Introduced. Annual and winter annual.

Propagates by seeds. Time of bloom: March to October. Seed-time: May to November. Range: Eastern United States and Canada, from Quebec and Ontario to Florida.

Locally as far inland as Ohio. Habitat: Gardens, lawns, fields, meadows, and roadsides.

An inconspicuous but persistent little weed, as its season of bloom and fruit is both early and late and the seeds when undisturbed in the soil retain their vitality for several years.

Roots tough and fibrous, sending up a number of slender, light green, fork-branched stems, three to six inches long, usually rough-hairy but sometimes smooth, some erect and some prostrate and spreading on all sides.

Fig. 86.   Knawel Scleranthus annuus). X 1/2.

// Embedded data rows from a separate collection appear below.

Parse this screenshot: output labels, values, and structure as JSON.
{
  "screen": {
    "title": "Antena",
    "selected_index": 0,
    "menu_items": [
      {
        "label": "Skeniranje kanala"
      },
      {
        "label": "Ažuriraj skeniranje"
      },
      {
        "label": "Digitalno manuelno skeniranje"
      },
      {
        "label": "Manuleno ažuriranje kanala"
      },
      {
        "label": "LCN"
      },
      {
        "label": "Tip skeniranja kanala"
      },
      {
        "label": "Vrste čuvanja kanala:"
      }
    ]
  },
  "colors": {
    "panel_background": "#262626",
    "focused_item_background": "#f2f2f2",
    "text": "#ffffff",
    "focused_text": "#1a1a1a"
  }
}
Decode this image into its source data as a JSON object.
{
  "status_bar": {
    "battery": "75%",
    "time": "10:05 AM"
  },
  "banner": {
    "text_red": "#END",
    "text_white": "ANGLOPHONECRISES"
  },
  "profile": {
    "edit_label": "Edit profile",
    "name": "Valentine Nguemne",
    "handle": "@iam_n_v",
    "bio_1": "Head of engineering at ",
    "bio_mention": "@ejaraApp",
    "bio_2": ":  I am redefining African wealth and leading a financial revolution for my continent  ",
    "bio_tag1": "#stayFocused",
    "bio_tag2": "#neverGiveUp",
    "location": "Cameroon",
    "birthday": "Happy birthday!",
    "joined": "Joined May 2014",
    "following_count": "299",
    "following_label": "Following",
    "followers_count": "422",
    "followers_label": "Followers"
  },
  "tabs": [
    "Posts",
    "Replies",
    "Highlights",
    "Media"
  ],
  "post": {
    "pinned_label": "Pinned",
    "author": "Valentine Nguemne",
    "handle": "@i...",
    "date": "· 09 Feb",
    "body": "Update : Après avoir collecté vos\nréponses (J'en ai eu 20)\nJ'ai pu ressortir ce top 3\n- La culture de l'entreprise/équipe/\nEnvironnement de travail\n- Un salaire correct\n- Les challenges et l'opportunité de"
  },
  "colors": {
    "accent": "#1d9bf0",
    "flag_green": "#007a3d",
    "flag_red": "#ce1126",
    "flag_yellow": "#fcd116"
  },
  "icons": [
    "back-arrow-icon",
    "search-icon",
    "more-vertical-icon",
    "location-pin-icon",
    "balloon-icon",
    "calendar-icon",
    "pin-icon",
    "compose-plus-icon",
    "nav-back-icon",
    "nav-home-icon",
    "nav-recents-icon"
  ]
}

Fig. 86. - Knawel Scleranthus annuus). X 1/2.

Leaves awl-shaped, opposite, with joined bases, and about a half-inch long. In their axils and at the ends of the stems are clustered the numerous minute greenish flowers; these have no petals, but have five or ten stamens, two distinct styles and a deeply cut five-lobed calyx (occasionally four-lobed) with a hardened, cup-like tube which later encloses and persistently holds the solitary seed. These hard seed-coverings - with their points broken off - are sometimes an impurity of grass and clover seeds. (Fig. 86.)

Means Of Control

Autumn plants should be destroyed by surface cultivation in early spring. Where such tillage is practicable, persistent hoe-cutting during the growing season will suppress the weed. In lawns a few drops of carbolic acid, squirted on the crowns with a machine oil-can, destroys the plants with less defacement of the sward than the hoe would make.